My afternoon office at Point Pinos
The day started off incredibly slowly. There was barely a trickle of Sooty shearwaters passing the point when I arrived at noon. Slowly the afternoon winds built, and with it a few more birds appeared. A few parasitic jaegers cruised by, and I was able to pick out a Pink-footed shearwater or two. Humpback whales surfaced here and there, and although the birdlife was a bit thin, it was a thoroughly pleasant afternoon. The highlight of the first two hours though was a Peregrine falcon pursuing and capturing an Elegant tern out of the air right over the water!

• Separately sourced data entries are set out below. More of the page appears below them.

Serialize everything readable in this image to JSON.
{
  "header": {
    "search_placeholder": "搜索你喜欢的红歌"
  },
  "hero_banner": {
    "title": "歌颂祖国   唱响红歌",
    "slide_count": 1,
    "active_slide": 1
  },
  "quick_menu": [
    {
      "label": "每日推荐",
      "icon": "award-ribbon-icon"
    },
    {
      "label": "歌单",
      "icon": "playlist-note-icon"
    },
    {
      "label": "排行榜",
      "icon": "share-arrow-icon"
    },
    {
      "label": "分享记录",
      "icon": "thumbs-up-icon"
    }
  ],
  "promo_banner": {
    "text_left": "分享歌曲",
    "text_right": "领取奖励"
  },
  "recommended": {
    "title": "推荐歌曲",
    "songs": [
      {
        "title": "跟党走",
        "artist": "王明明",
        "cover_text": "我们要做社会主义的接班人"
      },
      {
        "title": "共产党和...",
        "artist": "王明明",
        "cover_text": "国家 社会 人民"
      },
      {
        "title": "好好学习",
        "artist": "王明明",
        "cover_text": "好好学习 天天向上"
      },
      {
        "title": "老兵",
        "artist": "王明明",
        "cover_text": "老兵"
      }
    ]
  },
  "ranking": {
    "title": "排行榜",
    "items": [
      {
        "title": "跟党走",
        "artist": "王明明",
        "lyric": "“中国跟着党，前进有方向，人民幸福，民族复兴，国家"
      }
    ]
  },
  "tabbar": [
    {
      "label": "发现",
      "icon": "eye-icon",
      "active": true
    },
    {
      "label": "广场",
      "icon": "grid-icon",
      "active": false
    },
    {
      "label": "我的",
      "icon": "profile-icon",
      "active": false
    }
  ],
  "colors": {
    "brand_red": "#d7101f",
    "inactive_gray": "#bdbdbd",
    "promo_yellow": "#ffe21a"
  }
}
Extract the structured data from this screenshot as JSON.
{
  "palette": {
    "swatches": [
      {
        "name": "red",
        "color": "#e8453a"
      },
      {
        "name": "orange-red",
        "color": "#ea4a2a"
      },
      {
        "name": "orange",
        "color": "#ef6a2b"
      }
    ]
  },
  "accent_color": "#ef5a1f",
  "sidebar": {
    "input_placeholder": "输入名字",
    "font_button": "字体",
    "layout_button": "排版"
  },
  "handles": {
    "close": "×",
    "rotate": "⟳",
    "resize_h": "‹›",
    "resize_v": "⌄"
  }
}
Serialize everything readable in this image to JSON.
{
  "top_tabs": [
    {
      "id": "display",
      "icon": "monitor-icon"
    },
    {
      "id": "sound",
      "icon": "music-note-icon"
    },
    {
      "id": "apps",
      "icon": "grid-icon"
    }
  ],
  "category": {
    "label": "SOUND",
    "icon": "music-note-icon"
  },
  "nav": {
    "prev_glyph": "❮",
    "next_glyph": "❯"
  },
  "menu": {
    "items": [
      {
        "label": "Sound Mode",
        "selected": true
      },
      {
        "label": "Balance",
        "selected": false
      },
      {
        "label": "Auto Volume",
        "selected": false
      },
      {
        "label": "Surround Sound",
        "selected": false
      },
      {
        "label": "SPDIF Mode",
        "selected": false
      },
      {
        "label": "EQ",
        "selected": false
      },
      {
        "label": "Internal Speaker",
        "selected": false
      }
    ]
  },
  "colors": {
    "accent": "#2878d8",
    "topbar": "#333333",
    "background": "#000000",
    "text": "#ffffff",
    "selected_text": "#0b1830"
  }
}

The raptor returned to a shoreline rock whereupon it tore the tern to bits. It was very exciting.
Eventually more shearwaters appeared around some bird activity in the vicinity of some bait pushed to the surface by some sort of marine mammals. With this activity, came a very large jaeger with loads of white in the wings that I identified as a Pomarine. I had seen probable Poms at Pigeon Point a few days ago, but this big heavy bird left no doubt in my mind. My last expected pelagic species had joined the party at #564. The Pomarine had shown at around 3pm. This meant that I had roughly another 3 hours before sunset to stare out into the abyss and wait for who-knows-what to fly by.

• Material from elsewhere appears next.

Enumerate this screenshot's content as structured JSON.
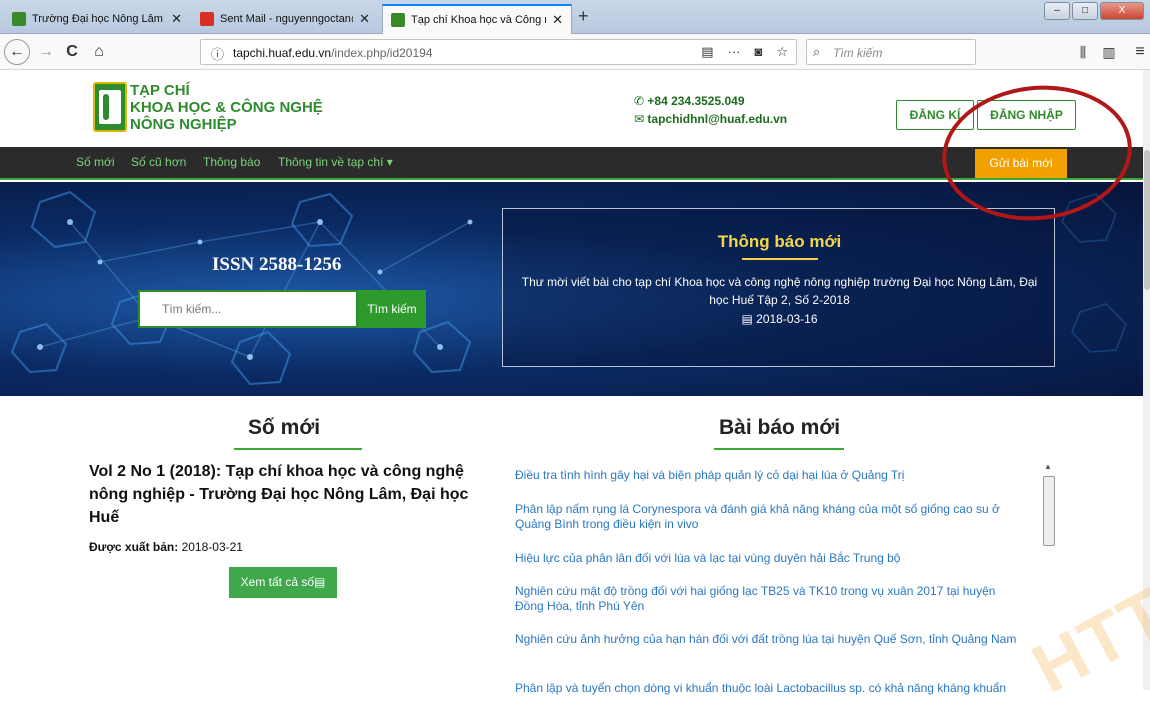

Starting at around 4pm, shearwater activity really increased. Single Black-vents soon became thousands as the birds streamed west out of the bay and around Point Pinos. Although relegated to the second most common species for the first time today, Sooty shearwaters continued to impress as well. Further out, as per usual, I picked a few more Pink-footed, and, closer in, a few additional Parasitic jaegers rifled past me. Wait.....what was that. That bird had a bright, all white underwing. The half-second view was immediately truncated by a wave crest. Damn! Oh wait, there it is again. Could it be a Manx? It was immediately joined by a Black-vent. This comparison showed the mystery bird to be slightly larger than the Black-vent - Manx was out. It also had white cheek, and a contrasting darkish cap. Could it be a Buller's? A quick bank showed the characteristic "M" wing pattern! Yes! This was a bird at which I thought I had an outside chance of finding. Although relatively common most years offshore from Monterey, numbers of this bird have been way down this year. This could be due either to the very warm water in the area (it was 63F today) or to some natural, unexplained fluctuation. Anyway, I figured this would be a tough one from shore on this down year. I actually picked a second one that fellow birders RJ Adams and Bill Reese were able to enjoy. This was a fantastic end to a long but productive day of seawatching. I will surely return to the point tomorrow for another bout of scanning tomorrow. A Flesh-footed shearwater was actually reported at the point before I arrived today by a reliable observer. In Monterey and Pacific Grove, you really never know what might go cruising by!
Me (with hat-hair), RJ Adams
OK, I am going to hit the hay a bit early to get some extra rest tonight!
Positioned as you are on the cusp the Big Sur portion of your ride, you are no doubt are aware of the "countability" of the California Condor, at least according to the ABA RSEC vote: http://listing.aba.org/rsec-vote-2014-04/ Interested to see where this bird lands on your list should you be fortunate enough to see it in the near future (same for a certain Falcon when you get to the RGV in December)...ReplyDelete